ST. LOUIS — Surgeries at St. Louis' Veterans Affairs medical center could resume next week after being abruptly halted over contamination concerns tied to stains and water spots found on some operating-room equipment, the center's director said Friday.
RimaAnn Nelson announced the shutdown Thursday at the John Cochran VA Medical Center, saying a regular inspection uncovered spots on surgical trays and water stains on at least one surgical instrument before any surgeries were performed the previous day.
Nelson said hospital officials on Friday continued to inspect and test the surgical unit's processes and equipment, canceling 35 non-emergency or elective surgical procedures. As of Friday afternoon, nine patients were to have their surgical procedures performed at local community hospitals at the VA medical center's expense.
Surgeries will remain halted "until we are confident that there are no problems with our processes or equipment," Nelson said in a statement. The hope is that surgeries can resume early next week.
The revelation of possible contamination drew furor from some federal lawmakers still unsettled about a sterilization scare that surfaced at the center just months earlier and the nagging shutdown since 2007 of major surgeries at a southern Illinois VA, part of the same regional VA network that includes the St. Louis site.
Last year, the VA notified 1,812 veterans who were treated at the St. Louis center's dental clinic from Feb. 1, 2009, through March 11, 2010, that they might have been exposed to HIV, hepatitis B and hepatitis C because of improperly sterilized dental equipment.
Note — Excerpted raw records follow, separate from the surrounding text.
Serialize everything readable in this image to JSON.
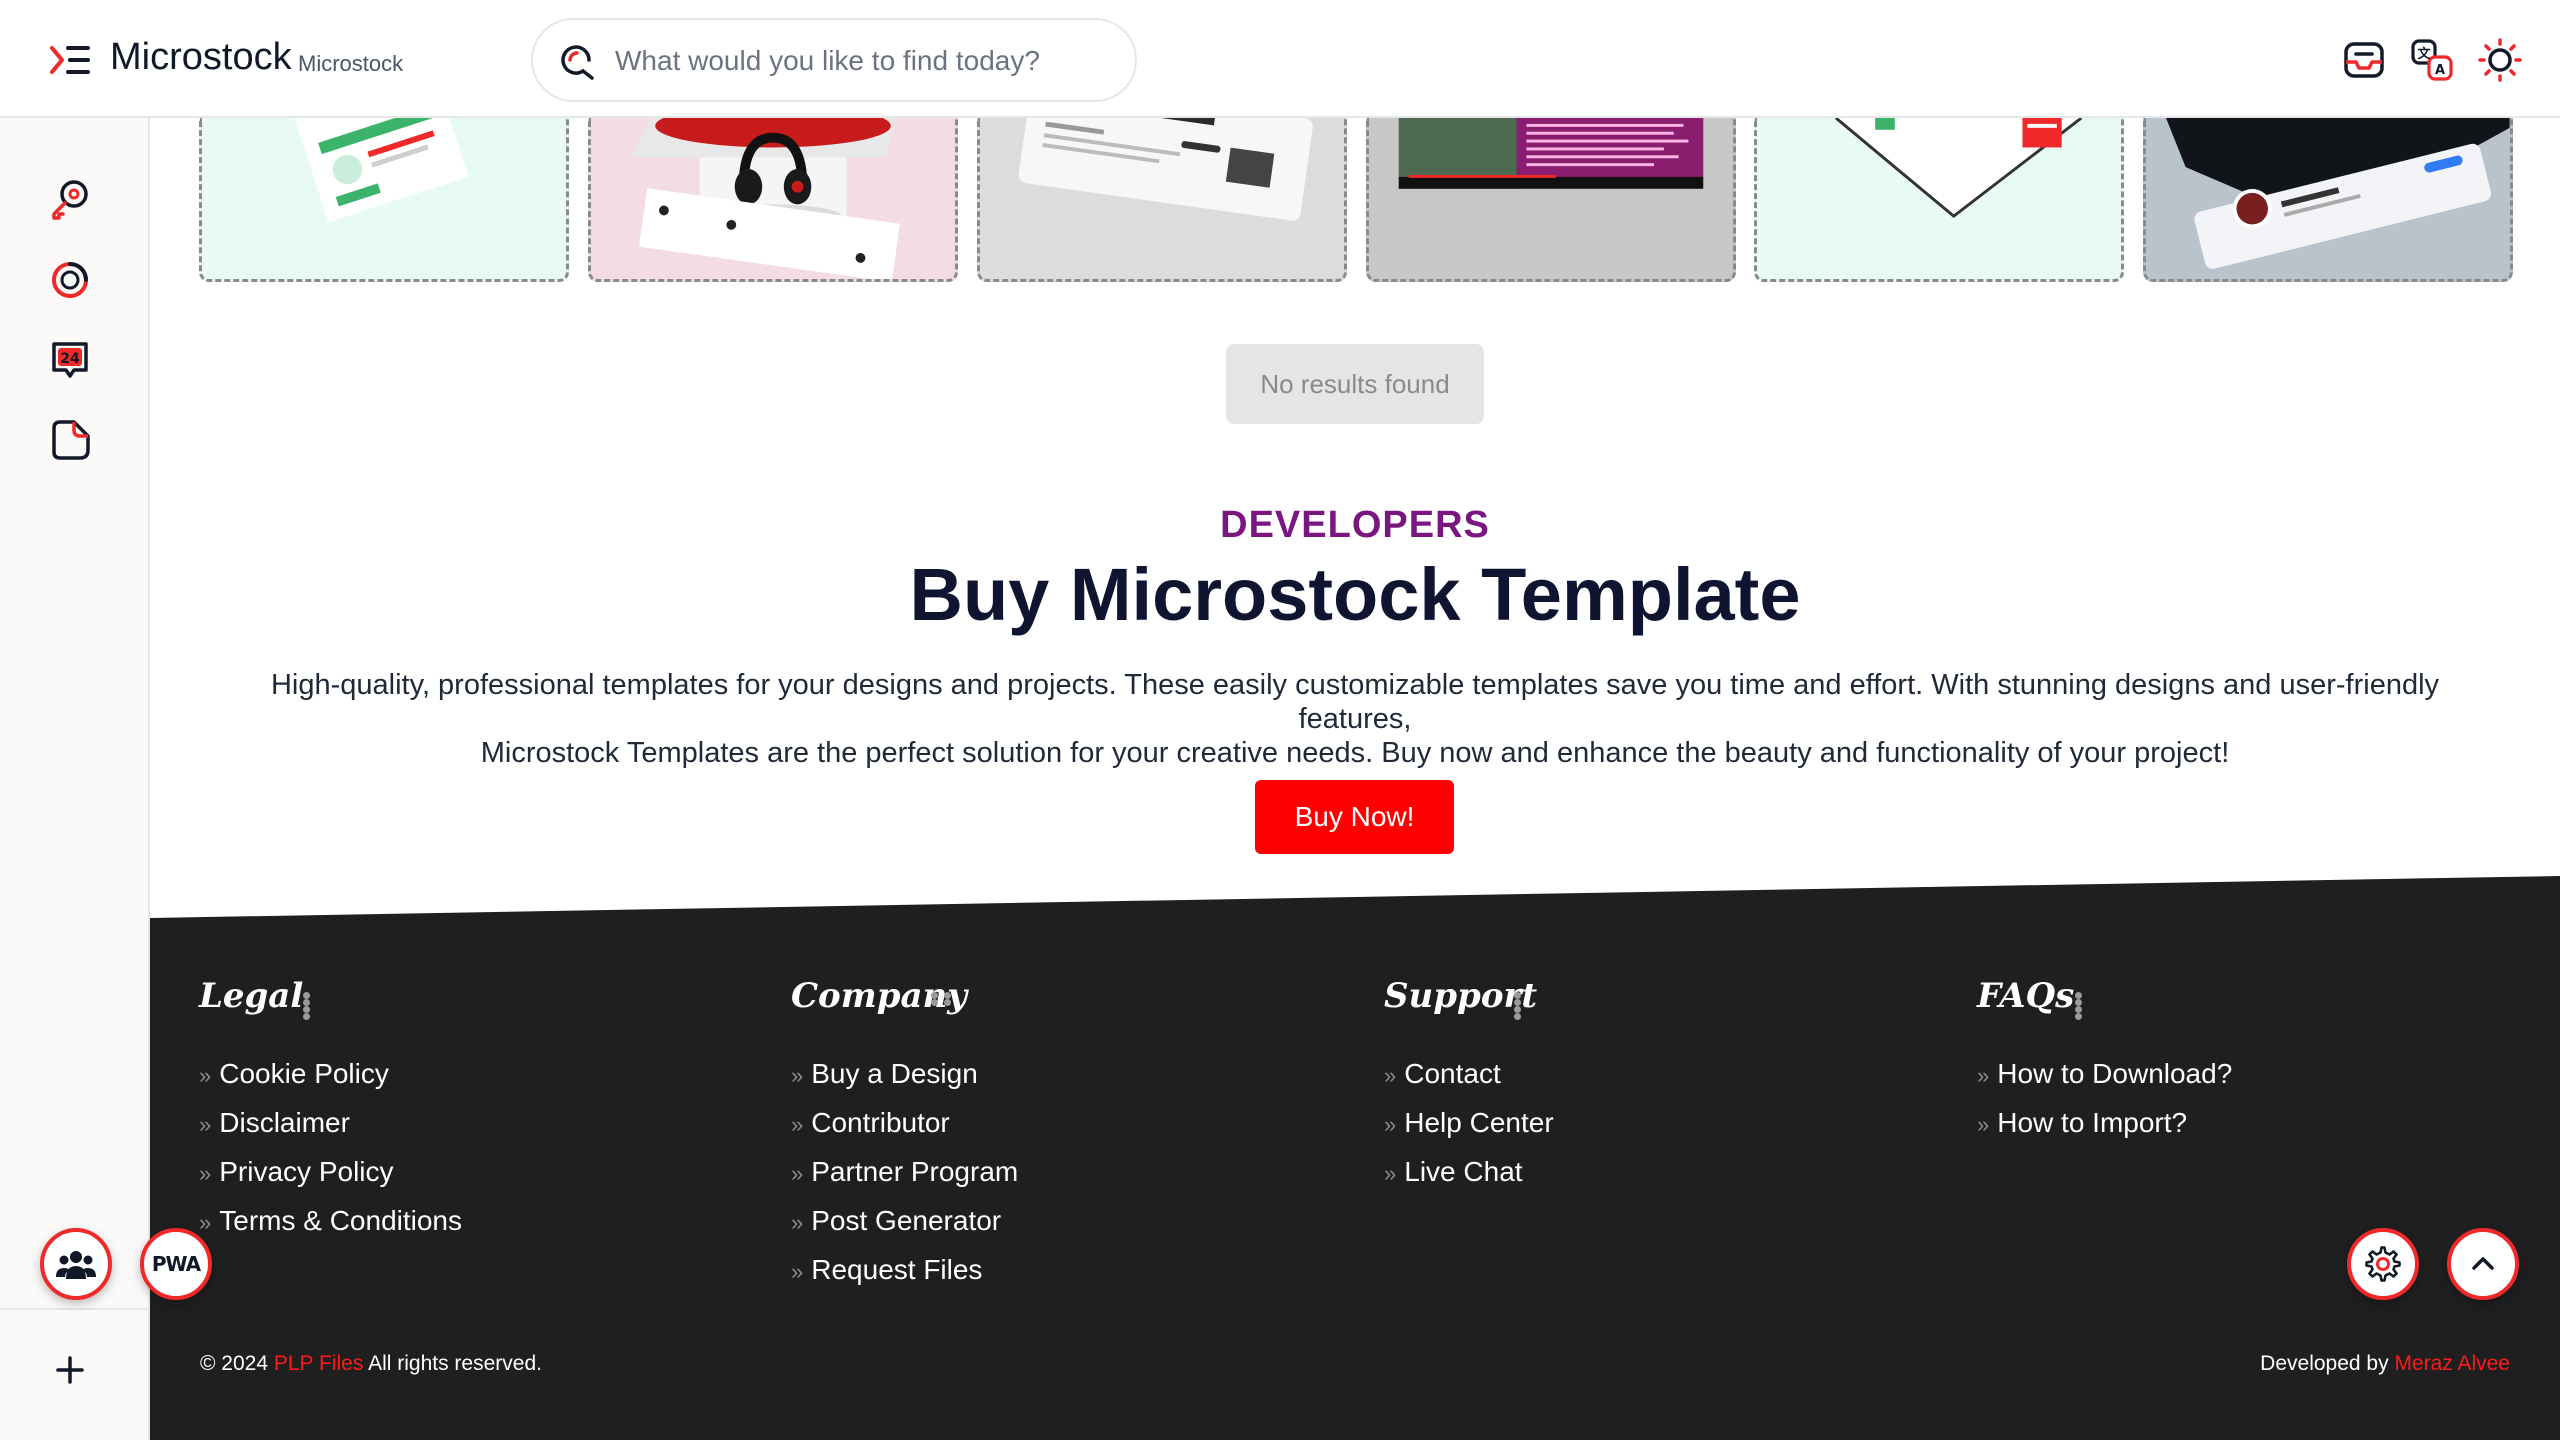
{
  "header": {
    "brand": "Microstock",
    "brand_sub": "Microstock",
    "search_placeholder": "What would you like to find today?",
    "icons": [
      "inbox-icon",
      "translate-icon",
      "theme-sun-icon"
    ]
  },
  "sidebar": {
    "items": [
      "key-search-icon",
      "loading-ring-icon",
      "support-24-icon",
      "sticky-note-icon"
    ],
    "support_badge": "24",
    "bottom_add": "+"
  },
  "floating": {
    "community_icon": "users-icon",
    "pwa_label": "PWA",
    "settings_icon": "gear-icon",
    "scroll_top_icon": "chevron-up-icon"
  },
  "results": {
    "no_results": "No results found"
  },
  "hero": {
    "eyebrow": "DEVELOPERS",
    "title": "Buy Microstock Template",
    "description_line1": "High-quality, professional templates for your designs and projects. These easily customizable templates save you time and effort. With stunning designs and user-friendly features,",
    "description_line2": "Microstock Templates are the perfect solution for your creative needs. Buy now and enhance the beauty and functionality of your project!",
    "cta": "Buy Now!"
  },
  "footer": {
    "columns": [
      {
        "heading": "Legal",
        "links": [
          "Cookie Policy",
          "Disclaimer",
          "Privacy Policy",
          "Terms & Conditions"
        ]
      },
      {
        "heading": "Company",
        "links": [
          "Buy a Design",
          "Contributor",
          "Partner Program",
          "Post Generator",
          "Request Files"
        ]
      },
      {
        "heading": "Support",
        "links": [
          "Contact",
          "Help Center",
          "Live Chat"
        ]
      },
      {
        "heading": "FAQs",
        "links": [
          "How to Download?",
          "How to Import?"
        ]
      }
    ],
    "copyright_prefix": "© 2024",
    "copyright_link": "PLP Files",
    "copyright_suffix": "All rights reserved.",
    "developed_by": "Developed by",
    "developer_name": "Meraz Alvee"
  },
  "colors": {
    "accent": "#ff0000",
    "eyebrow": "#7a1680",
    "footer_bg": "#1f1f1f",
    "title": "#0f1530"
  }
}
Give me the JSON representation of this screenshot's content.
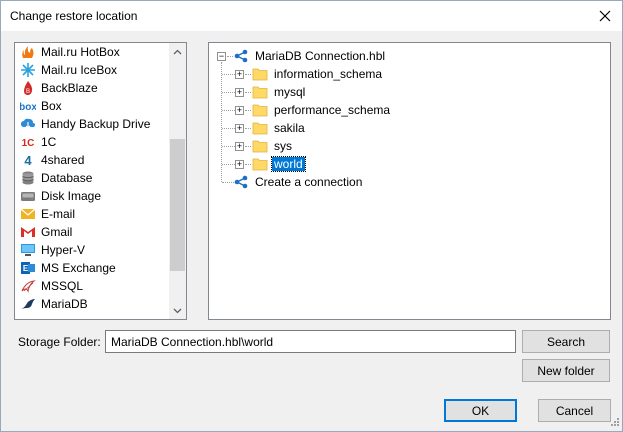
{
  "window": {
    "title": "Change restore location"
  },
  "left_list": {
    "items": [
      {
        "label": "Mail.ru HotBox",
        "icon": "mailru-hotbox-icon"
      },
      {
        "label": "Mail.ru IceBox",
        "icon": "mailru-icebox-icon"
      },
      {
        "label": "BackBlaze",
        "icon": "backblaze-icon"
      },
      {
        "label": "Box",
        "icon": "box-icon"
      },
      {
        "label": "Handy Backup Drive",
        "icon": "handy-backup-drive-icon"
      },
      {
        "label": "1C",
        "icon": "1c-icon"
      },
      {
        "label": "4shared",
        "icon": "4shared-icon"
      },
      {
        "label": "Database",
        "icon": "database-icon"
      },
      {
        "label": "Disk Image",
        "icon": "disk-image-icon"
      },
      {
        "label": "E-mail",
        "icon": "email-icon"
      },
      {
        "label": "Gmail",
        "icon": "gmail-icon"
      },
      {
        "label": "Hyper-V",
        "icon": "hyper-v-icon"
      },
      {
        "label": "MS Exchange",
        "icon": "ms-exchange-icon"
      },
      {
        "label": "MSSQL",
        "icon": "mssql-icon"
      },
      {
        "label": "MariaDB",
        "icon": "mariadb-icon"
      }
    ],
    "selected": "MariaDB"
  },
  "tree": {
    "root": "MariaDB Connection.hbl",
    "children": [
      "information_schema",
      "mysql",
      "performance_schema",
      "sakila",
      "sys",
      "world"
    ],
    "selected": "world",
    "create_connection": "Create a connection",
    "expander_minus": "−",
    "expander_plus": "+"
  },
  "storage": {
    "label": "Storage Folder:",
    "value": "MariaDB Connection.hbl\\world"
  },
  "buttons": {
    "search": "Search",
    "new_folder": "New folder",
    "ok": "OK",
    "cancel": "Cancel"
  },
  "colors": {
    "selection": "#0078d7",
    "dialog_bg": "#f0f0f0",
    "folder": "#ffd866"
  }
}
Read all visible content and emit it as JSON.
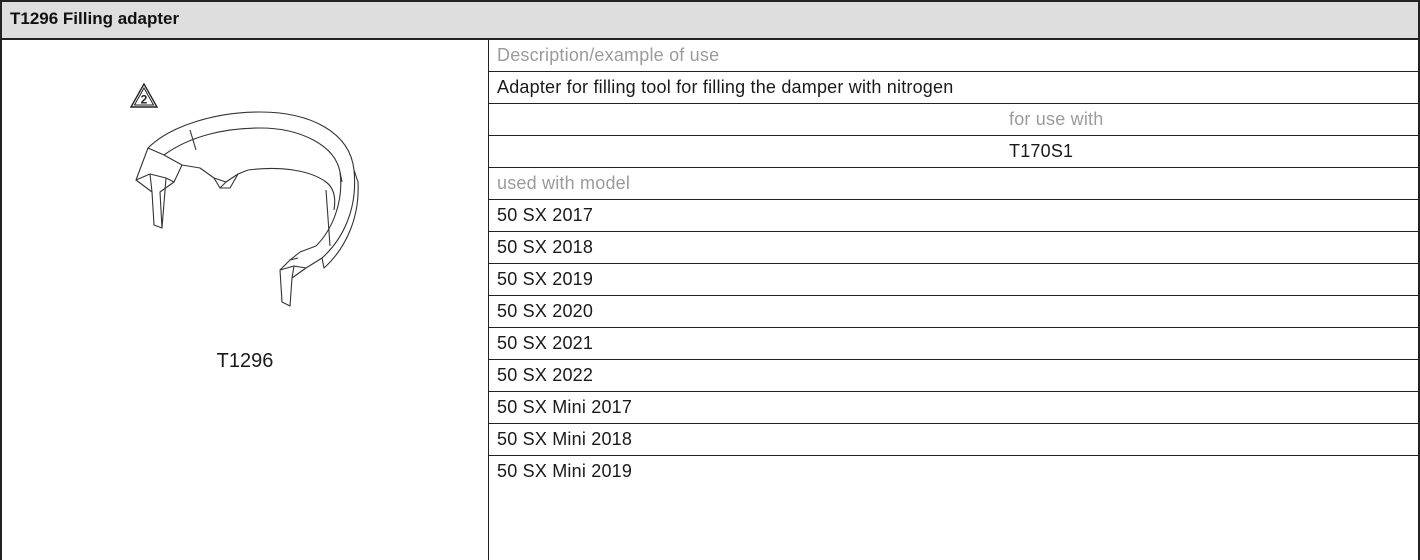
{
  "header": {
    "title": "T1296 Filling adapter"
  },
  "illustration": {
    "warning_number": "2",
    "icon": "filling-adapter-drawing",
    "tool_label": "T1296"
  },
  "details": {
    "description_label": "Description/example of use",
    "description_text": "Adapter for filling tool for filling the damper with nitrogen",
    "for_use_with_label": "for use with",
    "for_use_with_value": "T170S1",
    "used_with_model_label": "used with model",
    "models": [
      "50 SX 2017",
      "50 SX 2018",
      "50 SX 2019",
      "50 SX 2020",
      "50 SX 2021",
      "50 SX 2022",
      "50 SX Mini 2017",
      "50 SX Mini 2018",
      "50 SX Mini 2019"
    ]
  }
}
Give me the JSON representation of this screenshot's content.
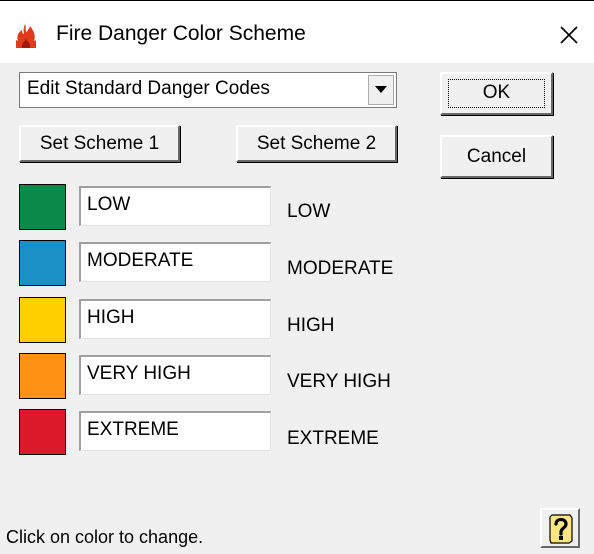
{
  "window": {
    "title": "Fire Danger Color Scheme",
    "icon": "flame-icon",
    "close_icon": "close-icon"
  },
  "combo": {
    "selected": "Edit Standard Danger Codes",
    "icon": "chevron-down-icon"
  },
  "buttons": {
    "ok": "OK",
    "cancel": "Cancel",
    "scheme1": "Set Scheme 1",
    "scheme2": "Set Scheme 2",
    "help_icon": "help-question-icon"
  },
  "codes": [
    {
      "field": "LOW",
      "label": "LOW",
      "color": "#0a8a4a"
    },
    {
      "field": "MODERATE",
      "label": "MODERATE",
      "color": "#1a90c4"
    },
    {
      "field": "HIGH",
      "label": "HIGH",
      "color": "#ffd000"
    },
    {
      "field": "VERY HIGH",
      "label": "VERY HIGH",
      "color": "#ff9214"
    },
    {
      "field": "EXTREME",
      "label": "EXTREME",
      "color": "#dd1a2c"
    }
  ],
  "status": "Click on color to change."
}
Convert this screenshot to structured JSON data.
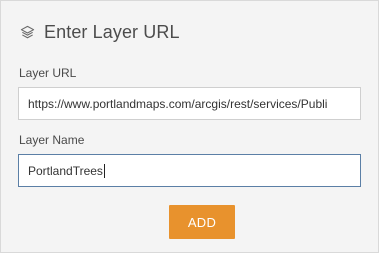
{
  "header": {
    "icon": "layers-icon",
    "title": "Enter Layer URL"
  },
  "form": {
    "url_label": "Layer URL",
    "url_value": "https://www.portlandmaps.com/arcgis/rest/services/Publi",
    "name_label": "Layer Name",
    "name_value": "PortlandTrees",
    "add_label": "ADD"
  },
  "colors": {
    "panel_bg": "#f4f4f4",
    "accent_button": "#e8922d",
    "focus_border": "#5b7fa6"
  }
}
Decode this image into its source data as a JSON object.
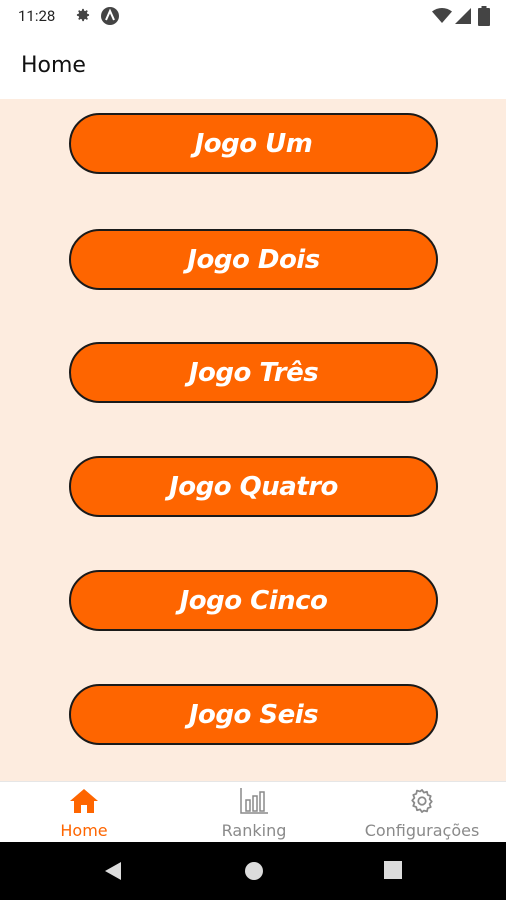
{
  "status_bar": {
    "time": "11:28",
    "icons": [
      "gear-icon",
      "a-icon",
      "wifi-icon",
      "signal-icon",
      "battery-icon"
    ]
  },
  "app_bar": {
    "title": "Home"
  },
  "games": [
    {
      "label": "Jogo Um"
    },
    {
      "label": "Jogo Dois"
    },
    {
      "label": "Jogo Três"
    },
    {
      "label": "Jogo Quatro"
    },
    {
      "label": "Jogo Cinco"
    },
    {
      "label": "Jogo Seis"
    }
  ],
  "bottom_nav": {
    "items": [
      {
        "label": "Home",
        "icon": "home-icon",
        "active": true
      },
      {
        "label": "Ranking",
        "icon": "bar-chart-icon",
        "active": false
      },
      {
        "label": "Configurações",
        "icon": "gear-icon",
        "active": false
      }
    ]
  },
  "system_nav": {
    "icons": [
      "back-icon",
      "home-circle-icon",
      "recents-icon"
    ]
  },
  "colors": {
    "accent": "#fe6500",
    "content_background": "#fdecdf",
    "button_border": "#1a1a1a",
    "inactive": "#8a8a8a"
  }
}
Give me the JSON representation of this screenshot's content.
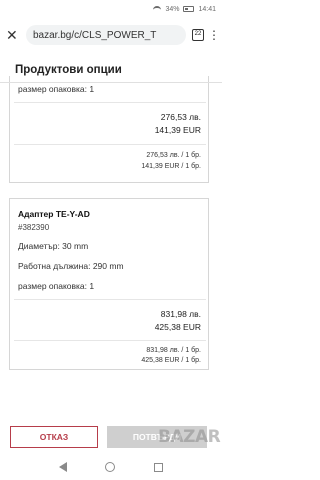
{
  "status_bar": {
    "left": "",
    "battery": "34%",
    "time": "14:41"
  },
  "browser": {
    "url": "bazar.bg/c/CLS_POWER_T",
    "tab_count": "22",
    "menu_glyph": "⋮",
    "close_glyph": "✕"
  },
  "page": {
    "title": "Продуктови опции"
  },
  "products": [
    {
      "pack_label": "размер опаковка: 1",
      "price_bgn": "276,53 лв.",
      "price_eur": "141,39 EUR",
      "unit_bgn": "276,53 лв. / 1 бр.",
      "unit_eur": "141,39 EUR / 1 бр."
    },
    {
      "name": "Адаптер TE-Y-AD",
      "code": "#382390",
      "diameter": "Диаметър: 30 mm",
      "working_length": "Работна дължина: 290 mm",
      "pack_label": "размер опаковка: 1",
      "price_bgn": "831,98 лв.",
      "price_eur": "425,38 EUR",
      "unit_bgn": "831,98 лв. / 1 бр.",
      "unit_eur": "425,38 EUR / 1 бр."
    }
  ],
  "actions": {
    "cancel": "ОТКАЗ",
    "confirm": "ПОТВЪРДИ"
  },
  "watermark": "BAZAR",
  "colors": {
    "accent": "#b63d4a",
    "disabled": "#cfcfcf"
  }
}
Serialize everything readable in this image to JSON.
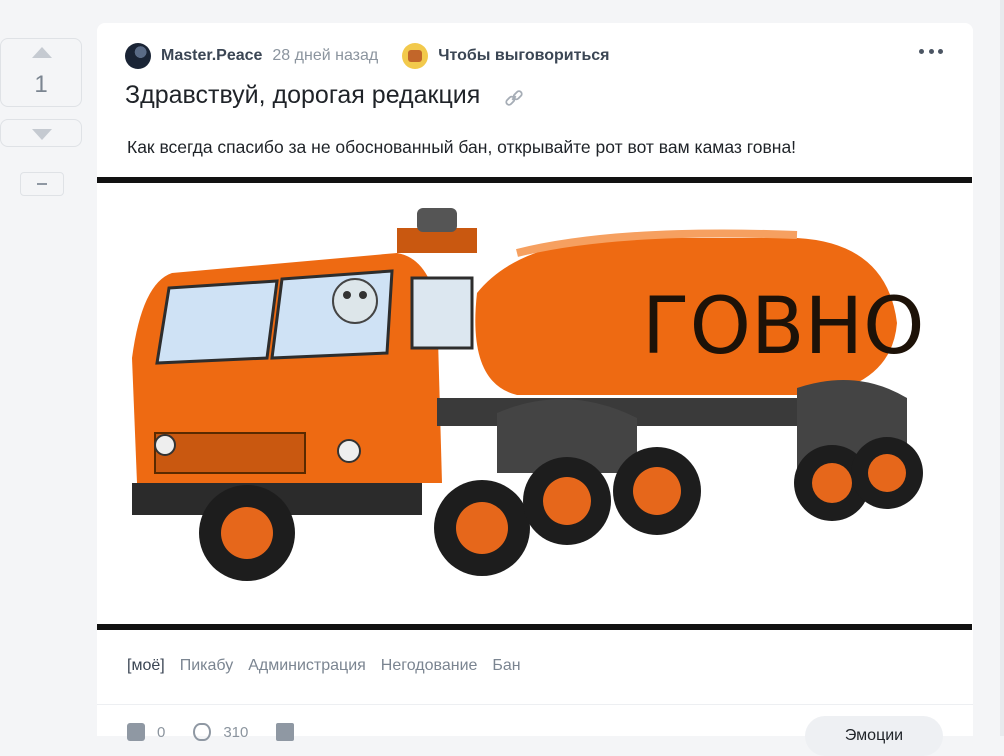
{
  "vote": {
    "count": "1"
  },
  "post": {
    "author": "Master.Peace",
    "time": "28 дней назад",
    "community": "Чтобы выговориться",
    "title": "Здравствуй, дорогая редакция",
    "text": "Как всегда спасибо за не обоснованный бан, открывайте рот вот вам камаз говна!",
    "image_text": "ГОВНО"
  },
  "tags": [
    "[моё]",
    "Пикабу",
    "Администрация",
    "Негодование",
    "Бан"
  ],
  "footer": {
    "comments": "0",
    "views": "310",
    "action_label": "Эмоции"
  },
  "colors": {
    "truck_orange": "#ee6a12",
    "background": "#f4f5f7",
    "card": "#ffffff"
  }
}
They were urged to be tested for the diseases.
The VA announced in July that of 1,022 veterans who were tested and told of the results following the alert, two tested positive for hepatitis B and two for hepatitis C. The agency later said no known cases of disease were linked to the sterilization problem.
St. Louis VA medical facilities provide services for veterans in Missouri and Illinois.
"How many times does something have to happen before they fix this facility?" said U.S. Rep. Russ Carnahan, a St. Louis Democrat newly appointed to the House Committee on Veterans Affairs, which held hearings on the dental situation at the St. Louis center last summer.
"Clearly the problems there go well beyond one department," Carnahan said, adding that "a full, top-to-bottom, independent review" of the St. Louis VA "needs to happen and it needs to happen now. The health and safety of our veterans is too important to wait."
Jim Strickland, a blogging VA watchdog and Army veteran who spent much of his adult life as a surgical technician, called the latest issues involving the St. Louis center "disgusting," saying news of contamination worries reflects a breach of "one of the most important jobs in the hospital."
"Is a water spot a dangerous thing in and of itself? Probably not. Is it an indicator there's a problem? Yes," said Strickland, the editor of VAWatchdogToday.org, saying water spots are anything but innocuous in an era when antibiotic-resistant bacteria strains known as "superbugs" draw ever-increasing notoriety.
"There are fundamentals that haven't changed, and cleaning surgical instruments is one of them. It's just not that hard," said Strickland, 62, of Bloomingdale, Ga. "When you know you're being scrutinized under a microscope, why in the world would you allow this to happen again unless you have no control over your department. It's phenomenal to me, breathtaking."
The St. Louis surgical shutdown is just the latest for the VA regionally. The VA medical center in southern Illinois' Marion has been under intense scrutiny since August 2007, when a surgeon resigned three days after a patient bled to death following gallbladder surgery. All inpatient surgeries were suspended there within a month, and the site's director, chief of staff, surgical chief and anesthesiologist were moved to other positions, placed on leave or quit.
Investigators later found at least nine deaths between October 2006 and March 2007 resulted from substandard care, and another 10 patients died after receiving questionable care that complicated their health.
It remains unclear when major surgeries at the Marion VA might resume.